Then came Monday, when the president woke up to unspeakable horror in Las Vegas. He was almost a different person, quoting Scripture in his first public comments about the mass shooting.
“My fellow Americans, we are joined together today in sadness, shock, and grief,” Trump said. “We call upon the bonds that unite us -- our faith, our family, and our shared values.”
Later in the day, he led the nation in a moment of silence, alongside first lady Melania Trump.

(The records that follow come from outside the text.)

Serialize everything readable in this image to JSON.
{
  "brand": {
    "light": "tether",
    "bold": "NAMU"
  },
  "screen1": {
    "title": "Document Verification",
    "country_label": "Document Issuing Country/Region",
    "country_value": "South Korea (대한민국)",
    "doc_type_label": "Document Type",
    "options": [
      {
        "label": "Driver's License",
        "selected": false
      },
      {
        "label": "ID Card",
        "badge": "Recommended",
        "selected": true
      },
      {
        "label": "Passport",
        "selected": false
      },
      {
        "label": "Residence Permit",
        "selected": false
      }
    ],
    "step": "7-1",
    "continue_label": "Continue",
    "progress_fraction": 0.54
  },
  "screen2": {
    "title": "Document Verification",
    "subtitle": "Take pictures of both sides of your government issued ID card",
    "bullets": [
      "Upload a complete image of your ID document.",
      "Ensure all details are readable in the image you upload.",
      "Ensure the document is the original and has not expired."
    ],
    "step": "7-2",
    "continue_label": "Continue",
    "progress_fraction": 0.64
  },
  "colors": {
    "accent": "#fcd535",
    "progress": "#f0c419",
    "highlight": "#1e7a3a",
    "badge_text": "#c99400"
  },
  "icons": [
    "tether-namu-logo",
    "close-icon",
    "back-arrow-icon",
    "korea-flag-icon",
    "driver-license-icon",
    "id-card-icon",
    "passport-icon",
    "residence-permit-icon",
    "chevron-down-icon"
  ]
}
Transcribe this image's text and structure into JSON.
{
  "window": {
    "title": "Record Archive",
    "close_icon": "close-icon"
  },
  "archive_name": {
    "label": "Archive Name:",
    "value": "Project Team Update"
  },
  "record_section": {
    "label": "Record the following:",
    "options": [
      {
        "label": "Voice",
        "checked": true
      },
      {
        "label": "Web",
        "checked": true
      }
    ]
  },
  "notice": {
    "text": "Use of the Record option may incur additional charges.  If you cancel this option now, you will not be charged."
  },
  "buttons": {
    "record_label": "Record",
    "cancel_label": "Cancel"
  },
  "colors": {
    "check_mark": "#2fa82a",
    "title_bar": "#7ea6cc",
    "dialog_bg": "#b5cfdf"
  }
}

Speaking to reporters, Trump said, “This is a sad day.”
These are challenging days for the president, who made it through much of his first eight months in office without national tragedies or international incidents crashing in. He comes to this moment at something of a low point in terms of his influence -- his approval rating lagging, and his lack of legislative accomplishments a drag on his powers of persuasion.
The challenges from here will be immense. His critics are accusing him of racism in his criticism of pro athletes and in his response to Puerto Rico, particularly when compared to his involvement in helping Texas and Florida residents after they suffered massive storms.
After Las Vegas, it’s fair to expect renewed interest in a gun-control debate, something the White House has no interest in engaging in.
“It would be premature for us to discuss policy,” White House press secretary Sarah Sanders said Monday, brushing aside questions about why the president was been more than willing to discuss policy after events occur that seem to fit his worldview.
Yet Trump is a master of making his own media image and realities. Those close to him have long said he’s most at ease when there’s much in the air. With his trip to Puerto Rico Tuesday, followed by Las Vegas Wednesday, he has a chance to show himself in control -- pursuing unity, rather than divisions.